The political leadership had imposed the framework, and the crux of it was that they believed the Russian military could, in a matter of days, achieve a regime change in Ukraine—that there wouldn’t be a significant amount of fighting and resistance, that they wouldn’t have to conduct a protracted war, that they could rapidly build up forces and introduce them into the Ukrainian capital of Kyiv.
I always tell people that military defense analysts focus on capabilities, but military strategy and the operational concepts really matter. It’s the force employment that really matters. The initial Russian campaign represents completely irrational force employment and, in many cases, frankly, nonemployment. A host of capabilities sat on the sidelines. We started off talking about the missing case of the Russian Air Force, right? Where were they? And a host of other capabilities that simply weren’t being introduced until about a week into the war. The reasons for that are clear. First, they didn’t actually organize and prepare for war with Ukraine. They initially had sent troops to seize key roads and junction towns to isolate sectors, not expecting resistance. They lied to the troops about the fact that they were sending them to war and about the nature of the war. They didn’t psychologically or materially prepare them for a conflict with a pretty significant conventional force.

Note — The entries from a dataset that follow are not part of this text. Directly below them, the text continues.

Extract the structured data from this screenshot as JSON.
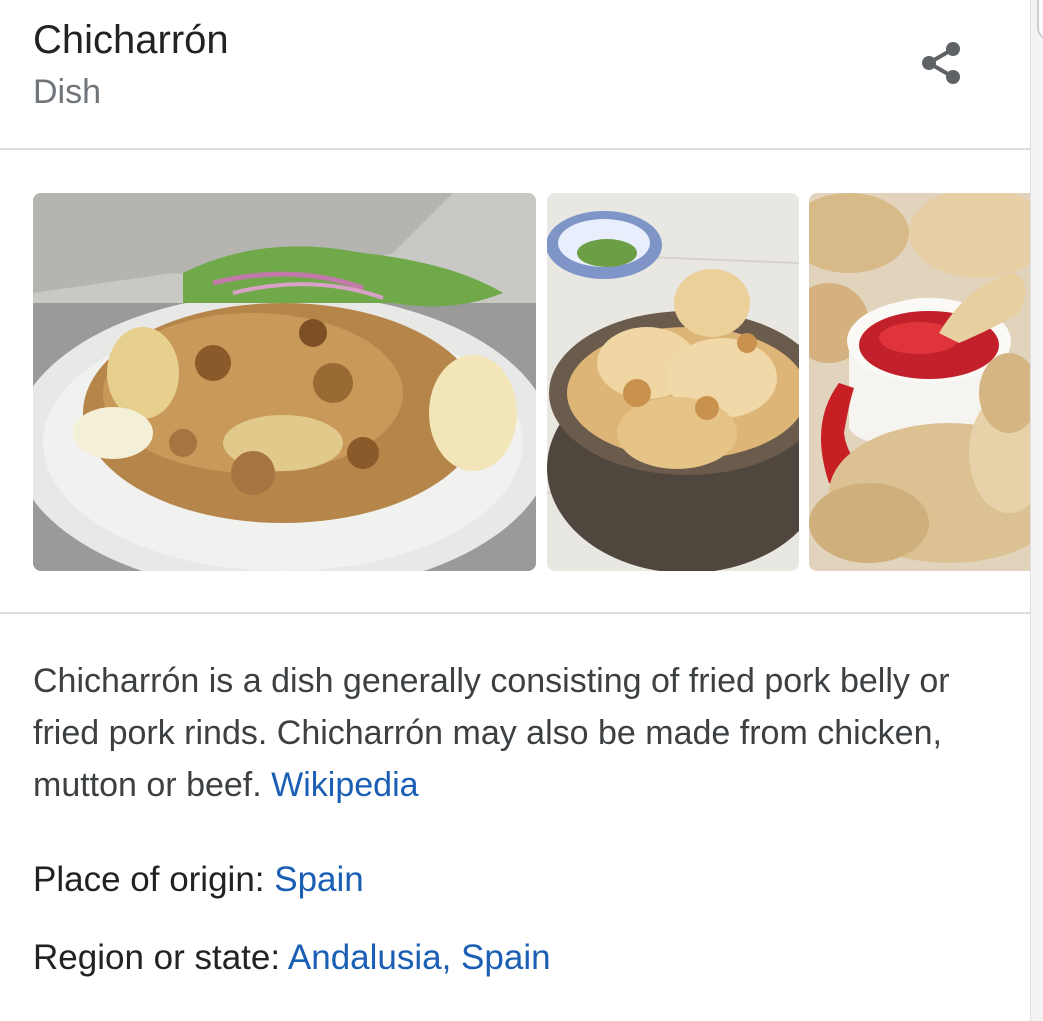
{
  "header": {
    "title": "Chicharrón",
    "subtitle": "Dish"
  },
  "images": [
    {
      "icon": "fried-pork-plate-photo"
    },
    {
      "icon": "pork-rinds-bowl-photo"
    },
    {
      "icon": "pork-rinds-dip-photo"
    }
  ],
  "description": {
    "text": "Chicharrón is a dish generally consisting of fried pork belly or fried pork rinds. Chicharrón may also be made from chicken, mutton or beef.",
    "source_link": "Wikipedia"
  },
  "facts": [
    {
      "label": "Place of origin:",
      "value": "Spain"
    },
    {
      "label": "Region or state:",
      "value": "Andalusia, Spain"
    }
  ],
  "colors": {
    "link": "#1a5fb4",
    "title": "#222222",
    "subtitle": "#70757a",
    "divider": "#dadce0"
  }
}
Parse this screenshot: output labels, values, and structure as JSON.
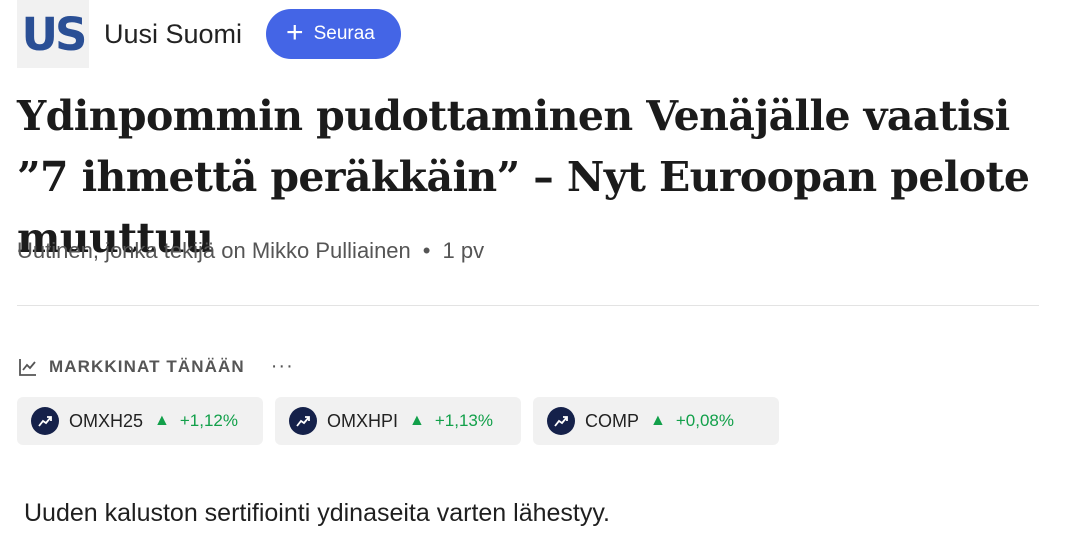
{
  "publisher": {
    "logo_text": "US",
    "name": "Uusi Suomi"
  },
  "follow_button": {
    "icon": "plus-icon",
    "label": "Seuraa"
  },
  "article": {
    "title": "Ydinpommin pudottaminen Venäjälle vaatisi ”7 ihmettä peräkkäin” – Nyt Euroopan pelote muuttuu",
    "byline": "Uutinen, jonka tekijä on Mikko Pulliainen",
    "separator": "•",
    "time": "1 pv",
    "lead": "Uuden kaluston sertifiointi ydinaseita varten lähestyy."
  },
  "markets": {
    "icon": "chart-line-icon",
    "title": "MARKKINAT TÄNÄÄN",
    "more_label": "···",
    "tickers": [
      {
        "symbol": "OMXH25",
        "arrow": "▲",
        "change": "+1,12%"
      },
      {
        "symbol": "OMXHPI",
        "arrow": "▲",
        "change": "+1,13%"
      },
      {
        "symbol": "COMP",
        "arrow": "▲",
        "change": "+0,08%"
      }
    ]
  },
  "colors": {
    "accent": "#4465e6",
    "positive": "#12a04a",
    "logo_blue": "#2a4f95",
    "ticker_icon_bg": "#15214a"
  }
}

They were deeply optimistic about their ability to quickly get into the capital and force Zelensky to either flee or surrender.